Is this How You See Me?
27 July 2019
“Most people think that unless you use a camera, you’re not seeing anything. But that’s a 20th century disease. I like looking at it with my brain, where the language and the I/eye are in total cahoots.”
– Masha Tupitsyn
“I believe that there is power in vulnerability especially when the world forces you to be tough” wrote Mek Yambao, in preparation for her second solo exhibition, Is this how you see me? The title is not a question, but is simultaneously a desire and a demand in which several layers of imagery come into play. Six large paintings magnify our view of the self on a phone screen – a view which has rapidly become the default setting for how we see the world and the life within it. As instruments of contradiction, the camera (or rather, the phone, because what is a phone without a camera these days) appears in these paintings as a means to conceal as well as reveal the subject.

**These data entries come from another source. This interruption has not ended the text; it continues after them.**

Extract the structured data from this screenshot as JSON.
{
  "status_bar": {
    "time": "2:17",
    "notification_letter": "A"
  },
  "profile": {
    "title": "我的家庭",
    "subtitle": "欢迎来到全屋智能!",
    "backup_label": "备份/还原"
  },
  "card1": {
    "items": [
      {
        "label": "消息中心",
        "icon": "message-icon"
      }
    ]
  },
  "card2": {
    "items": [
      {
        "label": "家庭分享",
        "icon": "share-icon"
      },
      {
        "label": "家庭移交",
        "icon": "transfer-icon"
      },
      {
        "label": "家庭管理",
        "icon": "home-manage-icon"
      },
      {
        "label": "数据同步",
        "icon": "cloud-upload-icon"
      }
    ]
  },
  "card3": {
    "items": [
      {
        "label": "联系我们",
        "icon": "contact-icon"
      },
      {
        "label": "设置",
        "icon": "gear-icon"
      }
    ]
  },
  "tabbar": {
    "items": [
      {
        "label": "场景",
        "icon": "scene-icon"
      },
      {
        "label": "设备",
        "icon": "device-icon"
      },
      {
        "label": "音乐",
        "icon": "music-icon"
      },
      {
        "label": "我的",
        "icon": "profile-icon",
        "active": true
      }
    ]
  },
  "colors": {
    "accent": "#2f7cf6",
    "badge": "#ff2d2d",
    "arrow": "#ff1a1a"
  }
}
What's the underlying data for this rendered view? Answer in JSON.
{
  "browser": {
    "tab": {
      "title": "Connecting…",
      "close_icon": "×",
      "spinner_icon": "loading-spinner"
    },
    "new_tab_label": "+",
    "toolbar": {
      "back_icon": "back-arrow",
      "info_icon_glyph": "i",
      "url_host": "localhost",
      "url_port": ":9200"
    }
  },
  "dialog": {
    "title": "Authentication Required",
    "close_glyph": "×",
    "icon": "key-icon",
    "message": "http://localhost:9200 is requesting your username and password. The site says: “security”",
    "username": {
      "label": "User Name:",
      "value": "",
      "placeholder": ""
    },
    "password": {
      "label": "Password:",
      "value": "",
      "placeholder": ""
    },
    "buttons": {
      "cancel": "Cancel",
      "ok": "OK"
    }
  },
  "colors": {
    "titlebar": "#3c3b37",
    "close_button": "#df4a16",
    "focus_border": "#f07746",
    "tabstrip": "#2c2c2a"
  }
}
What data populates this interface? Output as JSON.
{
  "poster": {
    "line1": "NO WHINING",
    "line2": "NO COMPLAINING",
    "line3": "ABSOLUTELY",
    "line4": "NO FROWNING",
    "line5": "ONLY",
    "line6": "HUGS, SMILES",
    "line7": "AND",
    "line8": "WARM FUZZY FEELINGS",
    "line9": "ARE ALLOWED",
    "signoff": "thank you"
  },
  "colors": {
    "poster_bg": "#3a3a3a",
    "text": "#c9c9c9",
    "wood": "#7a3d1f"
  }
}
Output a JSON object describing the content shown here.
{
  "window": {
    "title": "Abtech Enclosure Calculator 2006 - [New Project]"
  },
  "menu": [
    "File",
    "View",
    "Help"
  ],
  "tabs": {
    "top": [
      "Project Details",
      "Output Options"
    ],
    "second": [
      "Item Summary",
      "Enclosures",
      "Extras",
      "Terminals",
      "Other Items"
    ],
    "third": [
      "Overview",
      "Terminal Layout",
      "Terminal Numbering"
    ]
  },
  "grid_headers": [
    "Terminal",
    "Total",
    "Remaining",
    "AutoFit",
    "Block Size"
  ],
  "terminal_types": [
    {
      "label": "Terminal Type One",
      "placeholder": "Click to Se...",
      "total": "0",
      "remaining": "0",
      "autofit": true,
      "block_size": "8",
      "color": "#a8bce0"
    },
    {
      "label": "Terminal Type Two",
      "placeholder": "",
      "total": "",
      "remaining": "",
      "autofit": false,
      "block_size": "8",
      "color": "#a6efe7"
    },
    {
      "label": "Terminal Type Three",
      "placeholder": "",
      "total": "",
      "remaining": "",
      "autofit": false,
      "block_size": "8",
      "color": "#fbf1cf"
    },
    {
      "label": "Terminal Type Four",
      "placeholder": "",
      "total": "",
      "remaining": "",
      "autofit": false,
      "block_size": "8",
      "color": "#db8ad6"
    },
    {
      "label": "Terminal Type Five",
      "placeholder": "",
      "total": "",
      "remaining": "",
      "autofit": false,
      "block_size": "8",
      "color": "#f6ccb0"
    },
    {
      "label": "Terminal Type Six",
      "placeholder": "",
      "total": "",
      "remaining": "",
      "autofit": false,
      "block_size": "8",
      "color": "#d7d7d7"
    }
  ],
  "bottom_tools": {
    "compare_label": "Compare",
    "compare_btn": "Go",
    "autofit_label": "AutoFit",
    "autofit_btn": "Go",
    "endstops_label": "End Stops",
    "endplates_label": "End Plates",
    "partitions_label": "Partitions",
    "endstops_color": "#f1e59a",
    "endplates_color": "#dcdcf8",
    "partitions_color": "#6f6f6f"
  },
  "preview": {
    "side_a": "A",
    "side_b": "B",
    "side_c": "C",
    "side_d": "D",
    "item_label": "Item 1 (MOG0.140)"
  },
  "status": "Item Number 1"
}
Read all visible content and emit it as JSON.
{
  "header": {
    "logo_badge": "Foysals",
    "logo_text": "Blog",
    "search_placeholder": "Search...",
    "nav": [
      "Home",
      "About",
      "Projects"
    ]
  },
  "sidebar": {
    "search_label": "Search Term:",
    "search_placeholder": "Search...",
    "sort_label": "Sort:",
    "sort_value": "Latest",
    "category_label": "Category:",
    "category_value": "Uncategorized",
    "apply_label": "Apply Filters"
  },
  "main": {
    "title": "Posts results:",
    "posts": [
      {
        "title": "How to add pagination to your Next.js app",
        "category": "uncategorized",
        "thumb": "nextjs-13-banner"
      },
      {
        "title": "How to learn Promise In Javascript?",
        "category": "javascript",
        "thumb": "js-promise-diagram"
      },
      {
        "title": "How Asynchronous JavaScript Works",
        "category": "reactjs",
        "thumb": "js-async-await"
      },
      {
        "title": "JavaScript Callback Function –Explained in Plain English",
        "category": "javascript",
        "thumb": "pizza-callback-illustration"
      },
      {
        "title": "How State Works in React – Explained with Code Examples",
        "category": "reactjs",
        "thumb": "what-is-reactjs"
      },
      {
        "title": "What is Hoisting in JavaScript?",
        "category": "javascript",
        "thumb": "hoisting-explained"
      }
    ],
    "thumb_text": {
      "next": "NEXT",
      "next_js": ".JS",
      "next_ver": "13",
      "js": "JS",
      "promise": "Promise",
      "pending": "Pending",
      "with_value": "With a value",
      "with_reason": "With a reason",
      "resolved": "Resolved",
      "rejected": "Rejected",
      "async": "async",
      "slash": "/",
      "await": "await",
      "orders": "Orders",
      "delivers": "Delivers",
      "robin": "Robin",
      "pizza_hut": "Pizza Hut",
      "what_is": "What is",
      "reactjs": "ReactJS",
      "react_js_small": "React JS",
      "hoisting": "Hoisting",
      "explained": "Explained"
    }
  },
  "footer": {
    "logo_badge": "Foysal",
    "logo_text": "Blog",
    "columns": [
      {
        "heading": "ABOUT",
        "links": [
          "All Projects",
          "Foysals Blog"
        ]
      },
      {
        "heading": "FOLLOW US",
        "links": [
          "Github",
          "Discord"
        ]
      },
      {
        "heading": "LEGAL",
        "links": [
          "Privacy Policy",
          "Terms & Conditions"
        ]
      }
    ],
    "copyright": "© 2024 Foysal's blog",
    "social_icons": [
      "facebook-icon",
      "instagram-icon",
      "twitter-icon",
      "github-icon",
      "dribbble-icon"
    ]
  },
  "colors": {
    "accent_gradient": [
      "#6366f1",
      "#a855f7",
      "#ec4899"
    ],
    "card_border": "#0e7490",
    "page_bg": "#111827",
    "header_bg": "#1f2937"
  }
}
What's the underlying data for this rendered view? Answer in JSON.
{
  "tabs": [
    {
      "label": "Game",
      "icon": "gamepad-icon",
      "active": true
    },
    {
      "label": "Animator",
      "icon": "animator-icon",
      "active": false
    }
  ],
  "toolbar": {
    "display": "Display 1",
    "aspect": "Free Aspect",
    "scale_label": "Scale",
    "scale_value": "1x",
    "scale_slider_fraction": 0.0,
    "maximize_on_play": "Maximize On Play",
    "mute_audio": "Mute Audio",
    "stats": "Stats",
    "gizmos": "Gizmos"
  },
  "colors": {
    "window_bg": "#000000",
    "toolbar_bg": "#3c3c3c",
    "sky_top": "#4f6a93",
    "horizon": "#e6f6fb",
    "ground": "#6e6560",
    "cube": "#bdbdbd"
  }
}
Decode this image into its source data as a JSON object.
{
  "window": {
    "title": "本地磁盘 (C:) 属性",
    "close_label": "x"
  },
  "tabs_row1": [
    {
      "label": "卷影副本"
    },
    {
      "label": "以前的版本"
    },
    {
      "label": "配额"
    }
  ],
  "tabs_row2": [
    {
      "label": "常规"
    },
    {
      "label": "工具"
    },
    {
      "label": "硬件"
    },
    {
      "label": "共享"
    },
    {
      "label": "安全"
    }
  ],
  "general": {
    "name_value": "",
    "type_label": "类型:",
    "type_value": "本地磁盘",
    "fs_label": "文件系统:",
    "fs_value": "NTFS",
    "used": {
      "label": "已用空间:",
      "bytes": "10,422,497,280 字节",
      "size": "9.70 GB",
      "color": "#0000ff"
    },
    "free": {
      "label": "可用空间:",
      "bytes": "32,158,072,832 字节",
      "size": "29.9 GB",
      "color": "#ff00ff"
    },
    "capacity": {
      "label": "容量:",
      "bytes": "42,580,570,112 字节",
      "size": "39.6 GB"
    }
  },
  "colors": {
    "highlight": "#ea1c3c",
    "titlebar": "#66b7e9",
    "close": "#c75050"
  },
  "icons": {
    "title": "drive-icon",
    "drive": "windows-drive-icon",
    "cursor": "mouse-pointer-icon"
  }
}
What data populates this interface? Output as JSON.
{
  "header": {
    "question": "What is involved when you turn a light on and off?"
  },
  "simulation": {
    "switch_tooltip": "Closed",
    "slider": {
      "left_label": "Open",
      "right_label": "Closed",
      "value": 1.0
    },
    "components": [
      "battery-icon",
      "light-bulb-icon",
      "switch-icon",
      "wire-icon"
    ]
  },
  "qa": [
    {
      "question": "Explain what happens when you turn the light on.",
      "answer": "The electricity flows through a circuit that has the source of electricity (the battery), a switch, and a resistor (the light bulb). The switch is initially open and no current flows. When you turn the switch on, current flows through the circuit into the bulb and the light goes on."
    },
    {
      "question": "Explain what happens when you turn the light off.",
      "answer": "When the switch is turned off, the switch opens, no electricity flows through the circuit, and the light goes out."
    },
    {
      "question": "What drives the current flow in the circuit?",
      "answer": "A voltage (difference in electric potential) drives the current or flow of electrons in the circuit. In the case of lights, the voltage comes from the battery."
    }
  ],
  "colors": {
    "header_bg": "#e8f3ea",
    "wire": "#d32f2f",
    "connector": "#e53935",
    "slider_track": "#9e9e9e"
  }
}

Here, painting becomes part of a process, somewhere in that space between modification and acceptance, in which one must realize the place of the image within an ongoing discussion. That Yambao does not hide the use of photographs in painting these life studies is in itself a statement on the blurred line between the image and self – what Masha Tupitsyn referred to as a “disease” in the epigraph that opens this essay. To Yambao however, the image is saddled with potential, with the question “Is this how you see me?” posed both as a demand for visibility and a desire for normalcy. Normal, in her words, is “not to be stared or gawked at,” but seen – a word that has become so burdened in an age where accelerated connectivity and access to information have also resulted in oppression and erasure.
“I remember the tipping point when I was younger and had to come to terms with it…that people are gonna look anyway.” Yambao is referring to a rare skin condition called lamellar icthyosis. While neither life-threatening nor particularly debilitating, she shares that is has caused her some discomfort throughout her life, especially at the social and psychological levels. In high-concept terrain of contemporary art, a conversation around skin would typically be dismissed as superficial, relegated to the cosmetic and ornamental along with other feminine concerns. “Skin care” as a domain, after all, posits that our skin is a thing that we wear.
To talk about skin however is impossible without talking about the politics of appearing. To demand to be seen is therefore a political demand – a demand for the reconciliation of difference, whether that difference is cast by complexion or by ability. For anyone not born into the default settings of the world (read: white and flawless – a setting which the art world is greatly and often unapologetically complicit in), it can sometimes feel as if it is your skin that wears you. This is also the case for rare genetic conditions, like for Yambao. With this, she draws us to her preoccupation with textures: the smooth glass of a mirror, the well-worn ergonomic comforts of our mobile phones, and the grain of the wood on which she is painting all of this.
Wood grain is consistently visible throughout Yambao’s work, in that it is sometimes used to stand-in for the skin of her subjects. Is This How You See Me? however is her first time to use that texture to focus on what ails her. The manufactured smoothness of the board – the evenness of the surface, the grain that can only be made to appear through excessive sanding – draw a link between sanding a surface down and the socially conditioned need to erase a “flaw.”
What art history can teach us about painting is that the very practice in itself heavily deploys the erasure, concealment, and smoothing over of the flawed surface. Consider the idyllic scenes in a Vermeer, where the artist turns away from civil unrest to show that life goes on. Or closer to home, consider the choices of Fernando Amorsolo, whose endless series of rural landscapes was finally interrupted by the burning of the intendencia during the Second World War.
Prior to the Expressionist and the Dadaist, to paint was to reimagine the smooth surface, and to consider the grain of the material was something a viewer could only encounter by accidentally seeing the back of the work – the untouched, unvarnished surface that was meant to be kept against the wall.
Beyond desires and demands to be visible and to carry on normally, Is This How You See Me? is ultimately not only about seeing, but about considering that texture as lived experience. It asks a viewer to go beyond that accidental encounter with the proverbial back of the painting and really think of what it is for a concern to be skin-deep. To see as one feels is after all at the root of empathy, and to ask to be seen in this case goes beyond the visible and into the restorative.